Possible staffing shortage could cause Week 17 shuffle
The Week 9 Sunday Night Football game in Green Bay featured a very rare sight. Umpire Tony Michalek was pressed into duty as a line judge. Michalek, who worked as a line judge for a few seasons in the Big Ten Conference before moving to umpire, served as the emergency fill-in on Craig Wrolstad’s crew. Side judge Jeff Lamberth had to miss the game for an undisclosed health reason, and there wasn’t time to bring in another side judge. Line judge Tim Podraza moved to the side judge position, and Michalek worked line judge. The NFL used Michalek as a line judge because of logistics since he was just a car drive away. (Lamberth is expected to return to the field soon.)
Officiating crews have several contingency plans in place if an emergency develops and an official can’t make the game. First of all, each crew has a designated person to fill in for the referee should the referee become injured during the game or becomes sick. The crew then officiates the game using six-man mechanics. Since there are no alternate officials assigned to regular season games, each crew has its own contingency plan of how it will work if one of the other six officials have to leave the game. Usually, the back judge position is sacrificed to fill in for the injured official or as a part of a two-official move to cover.

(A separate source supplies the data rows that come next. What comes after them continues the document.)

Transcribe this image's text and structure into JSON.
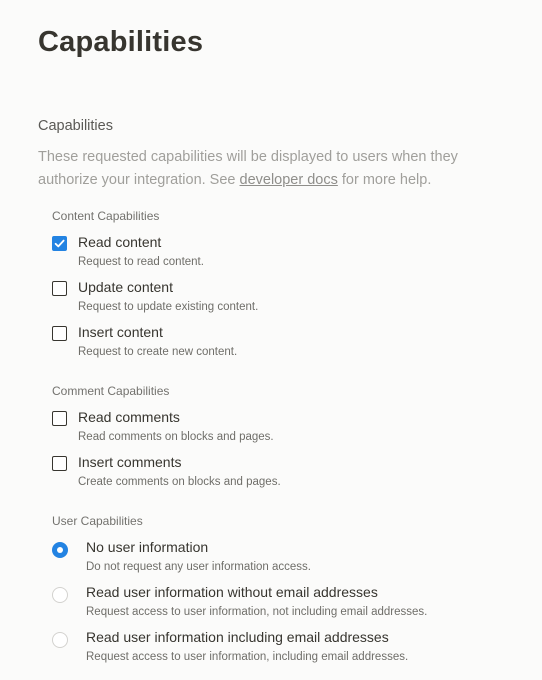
{
  "page": {
    "title": "Capabilities"
  },
  "section": {
    "title": "Capabilities",
    "description_before": "These requested capabilities will be displayed to users when they authorize your integration. See ",
    "link_text": "developer docs",
    "description_after": " for more help."
  },
  "content_capabilities": {
    "label": "Content Capabilities",
    "options": [
      {
        "label": "Read content",
        "description": "Request to read content.",
        "checked": true
      },
      {
        "label": "Update content",
        "description": "Request to update existing content.",
        "checked": false
      },
      {
        "label": "Insert content",
        "description": "Request to create new content.",
        "checked": false
      }
    ]
  },
  "comment_capabilities": {
    "label": "Comment Capabilities",
    "options": [
      {
        "label": "Read comments",
        "description": "Read comments on blocks and pages.",
        "checked": false
      },
      {
        "label": "Insert comments",
        "description": "Create comments on blocks and pages.",
        "checked": false
      }
    ]
  },
  "user_capabilities": {
    "label": "User Capabilities",
    "options": [
      {
        "label": "No user information",
        "description": "Do not request any user information access.",
        "selected": true
      },
      {
        "label": "Read user information without email addresses",
        "description": "Request access to user information, not including email addresses.",
        "selected": false
      },
      {
        "label": "Read user information including email addresses",
        "description": "Request access to user information, including email addresses.",
        "selected": false
      }
    ]
  },
  "colors": {
    "accent": "#2383e2",
    "text": "#37352f",
    "muted": "#a09f9b",
    "background": "#fbfbfa"
  }
}
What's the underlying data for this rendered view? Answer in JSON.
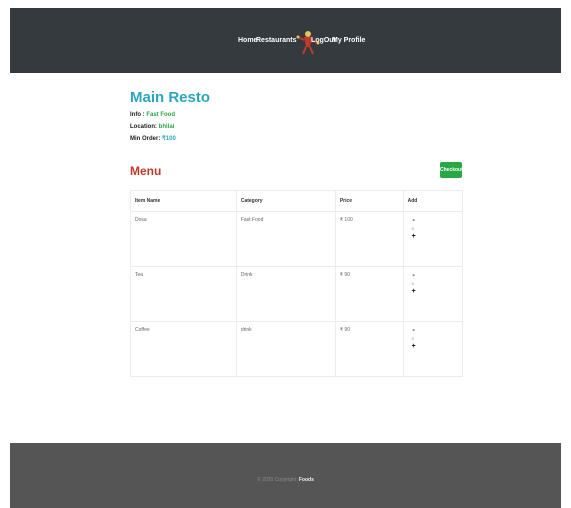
{
  "nav": {
    "home": "Home",
    "restaurants": "Restaurants",
    "logout": "LogOut",
    "profile": "My Profile",
    "logo_icon": "chef-mascot-icon"
  },
  "restaurant": {
    "name": "Main Resto",
    "info_label": "Info :",
    "info_value": "Fast Food",
    "location_label": "Location:",
    "location_value": "bhilai",
    "min_order_label": "Min Order:",
    "min_order_value": "₹100"
  },
  "menu": {
    "title": "Menu",
    "checkout_label": "Checkout",
    "columns": [
      "Item Name",
      "Category",
      "Price",
      "Add"
    ],
    "items": [
      {
        "name": "Dosa",
        "category": "Fast Food",
        "price": "₹ 100",
        "qty": "0"
      },
      {
        "name": "Tea",
        "category": "Drink",
        "price": "₹ 90",
        "qty": "0"
      },
      {
        "name": "Coffee",
        "category": "drink",
        "price": "₹ 90",
        "qty": "0"
      }
    ],
    "minus": "-",
    "plus": "+"
  },
  "footer": {
    "text": "© 2020 Copyright:",
    "brand": "Foods"
  },
  "colors": {
    "header_bg": "#353a3f",
    "footer_bg": "#555555",
    "title": "#2aa6bf",
    "menu_title": "#c0392b",
    "accent_green": "#28a745"
  }
}
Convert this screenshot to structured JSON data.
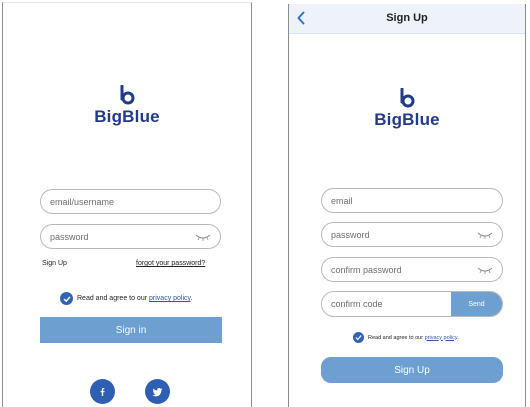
{
  "colors": {
    "brand": "#223a8a",
    "accent": "#6d9fd0",
    "check": "#2f63b6",
    "social": "#2f5fb3",
    "navbar": "#eef3f9"
  },
  "login": {
    "brand_name": "BigBlue",
    "email_placeholder": "email/username",
    "password_placeholder": "password",
    "sign_up_link": "Sign Up",
    "forgot_link": "forgot your password?",
    "agree_text": "Read and agree to our",
    "policy_link": "privacy policy",
    "agree_end": ".",
    "sign_in_button": "Sign in",
    "social_icons": [
      "facebook-icon",
      "twitter-icon"
    ]
  },
  "signup": {
    "title": "Sign Up",
    "brand_name": "BigBlue",
    "email_placeholder": "email",
    "password_placeholder": "password",
    "confirm_password_placeholder": "confirm password",
    "confirm_code_placeholder": "confirm code",
    "send_button": "Send",
    "agree_text": "Read and agree to our",
    "policy_link": "privacy policy",
    "agree_end": ".",
    "sign_up_button": "Sign Up"
  }
}
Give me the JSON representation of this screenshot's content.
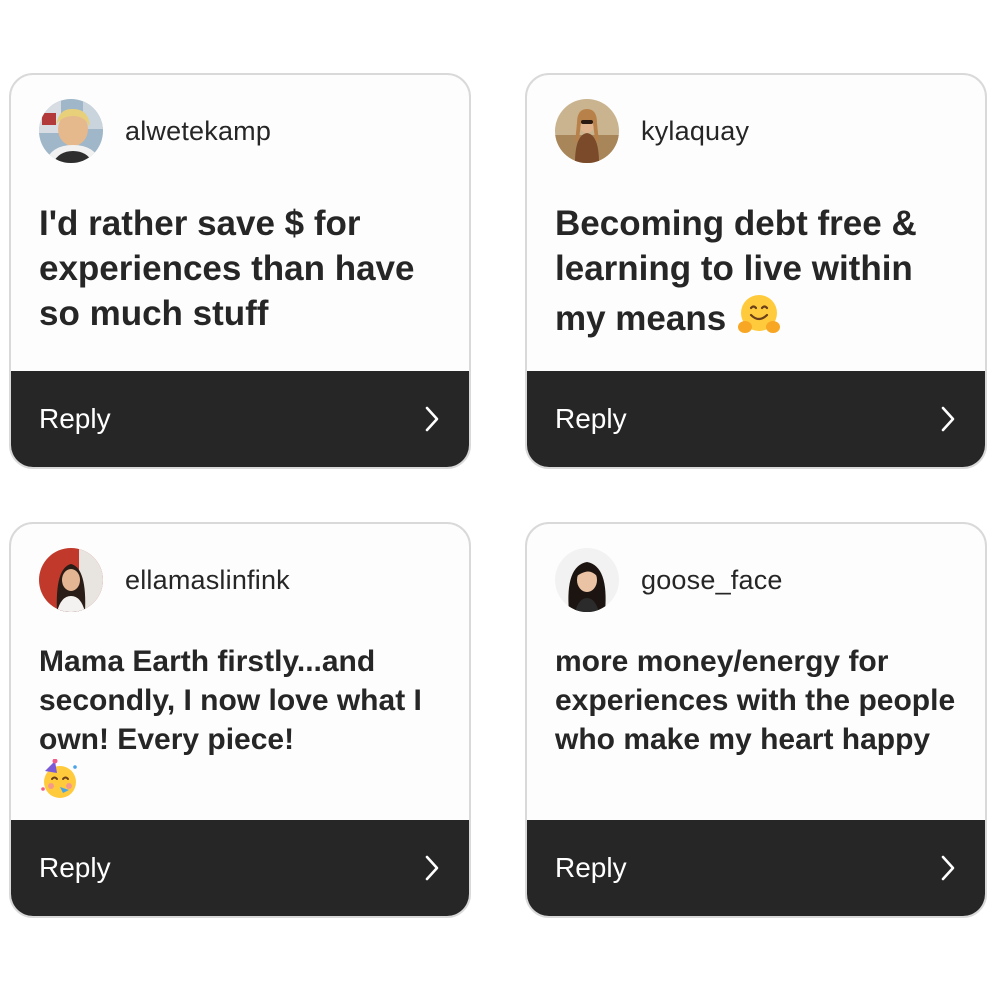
{
  "cards": [
    {
      "username": "alwetekamp",
      "text": "I'd rather save $ for experiences than have so much stuff",
      "reply_label": "Reply",
      "avatar": "avatar-photo"
    },
    {
      "username": "kylaquay",
      "text": "Becoming debt free & learning to live within my means",
      "emoji": "hugging-face-emoji",
      "reply_label": "Reply",
      "avatar": "avatar-photo"
    },
    {
      "username": "ellamaslinfink",
      "text": "Mama Earth firstly...and secondly, I now love what I own! Every piece!",
      "emoji": "partying-face-emoji",
      "reply_label": "Reply",
      "avatar": "avatar-photo"
    },
    {
      "username": "goose_face",
      "text": "more money/energy for experiences with the people who make my heart happy",
      "reply_label": "Reply",
      "avatar": "avatar-photo"
    }
  ],
  "icons": {
    "reply_chevron": "chevron-right-icon"
  },
  "colors": {
    "reply_bar": "#262626",
    "card_border": "#d9d9d9",
    "text": "#262626"
  }
}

That all works well in emergencies, but what happens when the NFL knows an official will miss an extended period due to injury or has to miss an upcoming game due to another commitment?
The NFL will go to all possible lengths to make sure there are seven officials to call the game. In some seasons, the NFL has a few “swing” officials, a pool of officials who usually are rehabbing an injury when the crews are finalized, but this season’s only swing official was made permanent before the preseason started. Then, the NFL will call in an official whose crew has a bye week to come in and substitute for the crew who is down a man. If that doesn’t work, the NFL will ask an official to work two games on one weekend (work with his regular crew on Thursday night, then substitute with another crew on Sunday, for example). The NFL will try to make sure the substitute is the same position as the person he’s replacing. If the NFL can’t cover the vacancy that way, it might ask an official to work out of position (a line judge substituting in the head linesman’s position, for example).
On a rare occasion, the NFL will ask an official to work radically out of position — hence an umpire working as a line judge (like we saw Michalek doing) or at the end of the 2011 season when field judge Terry Brown worked a game at umpire when the NFL was short at that position (h/t to russ on Behind the Football Stripes).
The NFL has an advanced training program that helps develop college officials and is the talent pool where the NFL hires its new officials. Could the NFL put one of the trainees into a game? The answer is no. Those trainees are not members of the NFL Referees Association (the officials’ union) and the 2012 collective bargaining agreement between the league and the NFLRA prohibits the NFL from hiring trainees in-season as regular officials or one-game substitutes.
The NFL has had staffing pressure this year due to in-season retirements and injury. Since the end of the officials’ offseason on May 15, the NFL has seen four officials retire (Mike Weir, Kirk Dornan, Mike Carey, and Chad Brown) and has seen other officials miss significant time due to injuries (head linesman Ed Camp, umpire Darrell Jenkins and now line judge Darryll Lewis). The NFL could face a staffing shortage in Week 17, as all the games will be played on Sunday that week and there are no teams on bye. This means there is only one crew to draw substitutes from, and the league is already committed to using at least three from that crew. If there are more officials out with sickness or injury, the NFL officiating office could have some staffing headaches to close out the season.